The Rental (R) ★★★

IFC Films

Dave Franco’s writing and directing debut “The Rental” is a psychological horror-thriller that will keep you guessing. You’ll also think twice about renting a home on VRBO or any other apps, especially if the house is in a secluded area. The horror in the film, the customary bloody/slasher type horror, is not much, and that’s just fine with me. My favorite mystery and horror films are those with story-development as in “Parasite,” the building of tension, putting the pieces of a puzzle together, a surprise ending. Yep, all of those elements are found here in “The Rental.”

Writer and director Dave Franco

Franco has made numerous smart choices in constructing his first film, for starters, the character-driven script—followed by casting Allison Brie (Michelle) his talented wife, and Dan Stevens, (Charlie), the English actor ‘The Beast’ from “Beauty and the Beast.” He also garnered notable performances by “Shameless” actor Jeremy Allen White, (Josh) and Sheila Vand, (Mina), of “Argo.” “The Rental” follows two couples as they plan their get-away weekend via an online rental company similar to VRBO—being covertly filmed by the creepy homeowner was not part of their plan. The stunning coastline setting about four hours south of Portland, Oregon, drew them into a gruesome living nightmare.

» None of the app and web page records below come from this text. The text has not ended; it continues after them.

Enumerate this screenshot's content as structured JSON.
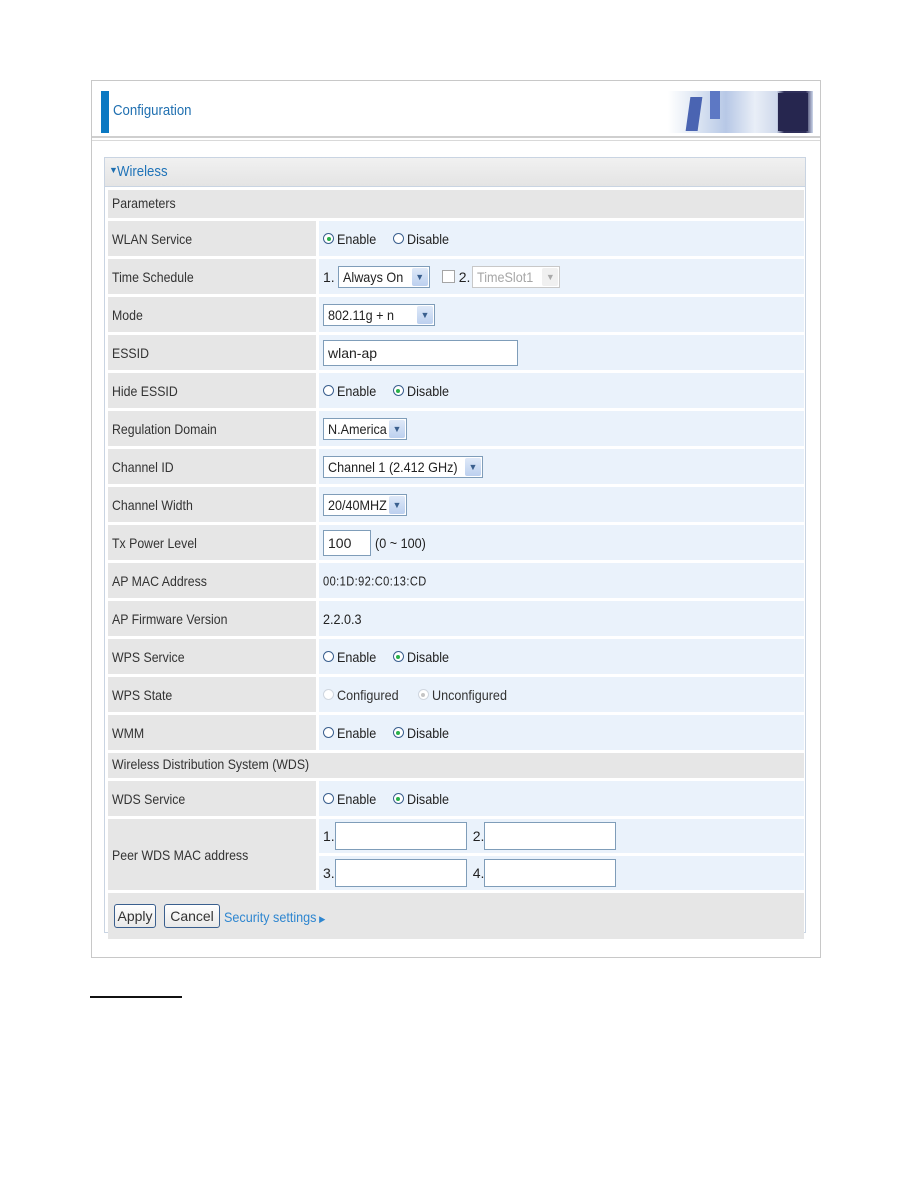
{
  "header": {
    "title": "Configuration",
    "image": "office-chairs-monitor-banner"
  },
  "section": {
    "title": "Wireless",
    "icon": "triangle-down-icon"
  },
  "parameters": {
    "heading": "Parameters",
    "wlan_service": {
      "label": "WLAN Service",
      "options": [
        "Enable",
        "Disable"
      ],
      "selected": "Enable"
    },
    "time_schedule": {
      "label": "Time Schedule",
      "slot1_prefix": "1.",
      "slot1_value": "Always On",
      "slot2_prefix": "2.",
      "slot2_value": "TimeSlot1",
      "slot2_checked": false
    },
    "mode": {
      "label": "Mode",
      "value": "802.11g + n"
    },
    "essid": {
      "label": "ESSID",
      "value": "wlan-ap"
    },
    "hide_essid": {
      "label": "Hide ESSID",
      "options": [
        "Enable",
        "Disable"
      ],
      "selected": "Disable"
    },
    "regulation_domain": {
      "label": "Regulation Domain",
      "value": "N.America"
    },
    "channel_id": {
      "label": "Channel ID",
      "value": "Channel 1 (2.412 GHz)"
    },
    "channel_width": {
      "label": "Channel Width",
      "value": "20/40MHZ"
    },
    "tx_power": {
      "label": "Tx Power Level",
      "value": "100",
      "hint": "(0 ~ 100)"
    },
    "ap_mac": {
      "label": "AP MAC Address",
      "value": "00:1D:92:C0:13:CD"
    },
    "ap_firmware": {
      "label": "AP Firmware Version",
      "value": "2.2.0.3"
    },
    "wps_service": {
      "label": "WPS Service",
      "options": [
        "Enable",
        "Disable"
      ],
      "selected": "Disable"
    },
    "wps_state": {
      "label": "WPS State",
      "options": [
        "Configured",
        "Unconfigured"
      ],
      "selected": "Unconfigured",
      "disabled": true
    },
    "wmm": {
      "label": "WMM",
      "options": [
        "Enable",
        "Disable"
      ],
      "selected": "Disable"
    }
  },
  "wds": {
    "heading": "Wireless Distribution System (WDS)",
    "service": {
      "label": "WDS Service",
      "options": [
        "Enable",
        "Disable"
      ],
      "selected": "Disable"
    },
    "peer": {
      "label": "Peer WDS MAC address",
      "prefixes": [
        "1.",
        "2.",
        "3.",
        "4."
      ],
      "values": [
        "",
        "",
        "",
        ""
      ]
    }
  },
  "actions": {
    "apply": "Apply",
    "cancel": "Cancel",
    "security_link": "Security settings",
    "link_icon": "triangle-right-icon"
  },
  "colors": {
    "accent": "#0a78c2",
    "label_bg": "#e6e6e6",
    "value_bg": "#eaf2fb",
    "link": "#2e86d0",
    "radio_on": "#29b14a"
  }
}
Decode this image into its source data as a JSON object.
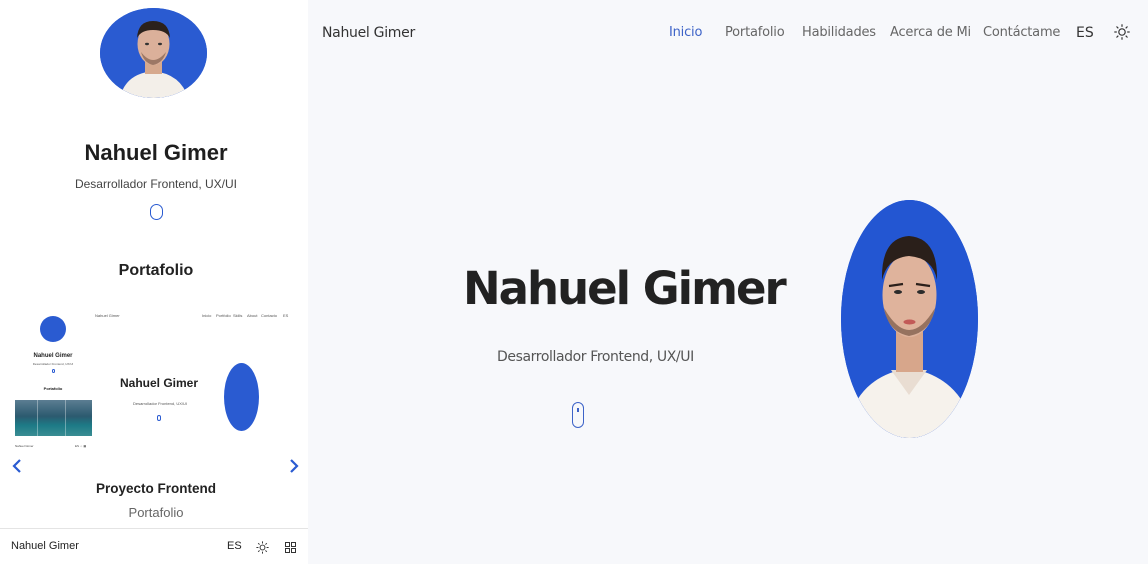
{
  "mobile": {
    "name": "Nahuel Gimer",
    "role": "Desarrollador Frontend, UX/UI",
    "portfolio_title": "Portafolio",
    "project_title": "Proyecto Frontend",
    "project_subtitle": "Portafolio",
    "bottom_bar": {
      "name": "Nahuel Gimer",
      "lang": "ES"
    },
    "arrows": {
      "prev": "‹",
      "next": "›"
    },
    "thumbnail": {
      "logo": "Nahuel Gimer",
      "nav": [
        "Inicio",
        "Portfolio",
        "Skills",
        "About",
        "Contacto",
        "ES"
      ],
      "left_name": "Nahuel Gimer",
      "left_role": "Desarrollador Frontend, UX/UI",
      "left_section": "Portafolio",
      "bottom_name": "Nahuel Gimer",
      "bottom_icons": "ES ☼ ▦",
      "hero_name": "Nahuel Gimer",
      "hero_role": "Desarrollador Frontend, UX/UI"
    }
  },
  "header": {
    "logo": "Nahuel Gimer",
    "nav": {
      "inicio": "Inicio",
      "portafolio": "Portafolio",
      "habilidades": "Habilidades",
      "acerca": "Acerca de Mi",
      "contacto": "Contáctame"
    },
    "lang": "ES"
  },
  "hero": {
    "name": "Nahuel Gimer",
    "role": "Desarrollador Frontend, UX/UI"
  },
  "colors": {
    "accent": "#3d63c8",
    "photo_bg": "#2356d2"
  }
}
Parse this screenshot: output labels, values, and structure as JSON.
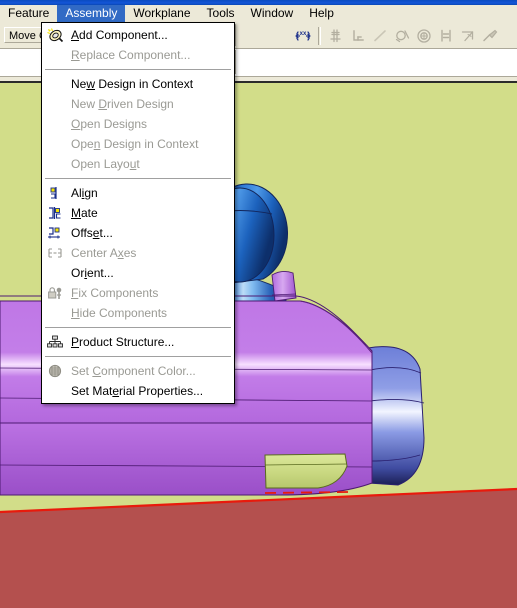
{
  "window": {
    "title_bar_color": "#0b4ccc",
    "chrome_color": "#ece9d8"
  },
  "menubar": {
    "items": [
      {
        "label": "Feature",
        "selected": false
      },
      {
        "label": "Assembly",
        "selected": true
      },
      {
        "label": "Workplane",
        "selected": false
      },
      {
        "label": "Tools",
        "selected": false
      },
      {
        "label": "Window",
        "selected": false
      },
      {
        "label": "Help",
        "selected": false
      }
    ],
    "highlight_color": "#316ac5"
  },
  "toolbar": {
    "move_button_label": "Move C",
    "icons": [
      {
        "name": "move-component-icon",
        "enabled": true
      },
      {
        "name": "point-icon",
        "enabled": false
      },
      {
        "name": "corner-icon",
        "enabled": false
      },
      {
        "name": "line-icon",
        "enabled": false
      },
      {
        "name": "arc-icon",
        "enabled": false
      },
      {
        "name": "circle-icon",
        "enabled": false
      },
      {
        "name": "equal-constraint-icon",
        "enabled": false
      },
      {
        "name": "angle-constraint-icon",
        "enabled": false
      },
      {
        "name": "dimension-icon",
        "enabled": false
      }
    ]
  },
  "assembly_menu": {
    "groups": [
      {
        "items": [
          {
            "label": "Add Component...",
            "accel": "A",
            "enabled": true,
            "icon": "add-component-icon"
          },
          {
            "label": "Replace Component...",
            "accel": "R",
            "enabled": false,
            "icon": "none"
          }
        ]
      },
      {
        "items": [
          {
            "label": "New Design in Context",
            "accel": "w",
            "enabled": true,
            "icon": "none"
          },
          {
            "label": "New Driven Design",
            "accel": "D",
            "enabled": false,
            "icon": "none"
          },
          {
            "label": "Open Designs",
            "accel": "O",
            "enabled": false,
            "icon": "none"
          },
          {
            "label": "Open Design in Context",
            "accel": "n",
            "enabled": false,
            "icon": "none"
          },
          {
            "label": "Open Layout",
            "accel": "u",
            "enabled": false,
            "icon": "none"
          }
        ]
      },
      {
        "items": [
          {
            "label": "Align",
            "accel": "i",
            "enabled": true,
            "icon": "align-icon"
          },
          {
            "label": "Mate",
            "accel": "M",
            "enabled": true,
            "icon": "mate-icon"
          },
          {
            "label": "Offset...",
            "accel": "e",
            "enabled": true,
            "icon": "offset-icon"
          },
          {
            "label": "Center Axes",
            "accel": "x",
            "enabled": false,
            "icon": "center-axes-icon"
          },
          {
            "label": "Orient...",
            "accel": "i",
            "enabled": true,
            "icon": "none"
          },
          {
            "label": "Fix Components",
            "accel": "F",
            "enabled": false,
            "icon": "fix-components-icon"
          },
          {
            "label": "Hide Components",
            "accel": "H",
            "enabled": false,
            "icon": "none"
          }
        ]
      },
      {
        "items": [
          {
            "label": "Product Structure...",
            "accel": "P",
            "enabled": true,
            "icon": "product-structure-icon"
          }
        ]
      },
      {
        "items": [
          {
            "label": "Set Component Color...",
            "accel": "C",
            "enabled": false,
            "icon": "set-color-icon"
          },
          {
            "label": "Set Material Properties...",
            "accel": "e",
            "enabled": true,
            "icon": "none"
          }
        ]
      }
    ]
  },
  "viewport": {
    "background_color": "#d2dd89",
    "floor_color": "#b4504e",
    "floor_edge_color": "#e81a0c",
    "body_color": "#b86de0",
    "body_highlight_color": "#f3d4ff",
    "boss_color": "#7d7de0",
    "sphere_color": "#1f6fd0",
    "pad_color": "#c7d77e",
    "edge_color": "#3a1a5a"
  }
}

While viewing the film’s opening, a cozy Charlie and Mina hang on each other in an office checking out a rental house; they could be a couple by appearances. When Josh, Charlie’s brother sashay’s in and kisses Mina hello, as you’d a girlfriend, something is off from the beginning. We soon find out that Charlie is actually married to Michelle. Next, the two couples head off for a weekend get-away to a beautiful house, on a cliff looking down at the ocean—not a characteristic grungy cabin in the woods. Beautiful home, outdoor jazzuci, killer views, what could go wrong.

As in the trailer, when they get to the house, the guy who hands over the keys (Toby Huss) is somewhat of a creep. He’s already proven himself to be a possible racist; he turned down a rental application from Mina, who is Muslim, an hour before accepting Charlie’s. Also, he questions why city slickers would need telescopes by saying they are peeping Toms. Although they pass judgment, wondering why such an upscale house would belong to a hick in a pickup truck.

Again, from the trailer, we learn a secret camera has been installed in the shower, and the tension is wound tighter and tighter. The script is light, but that’s fine as the actors carry their roles with their physical performance, which goes much further in a horror film. The choices in the musical score are spot on, as is the stunning cinematography. Surprisingly great work for a debut film in the technical areas, and as I stated earlier, Franco has many smart filmmaking choices. I look forward to viewing Franco’s next film.

Studio: IFC Films

Check out my interview with Dave Franco: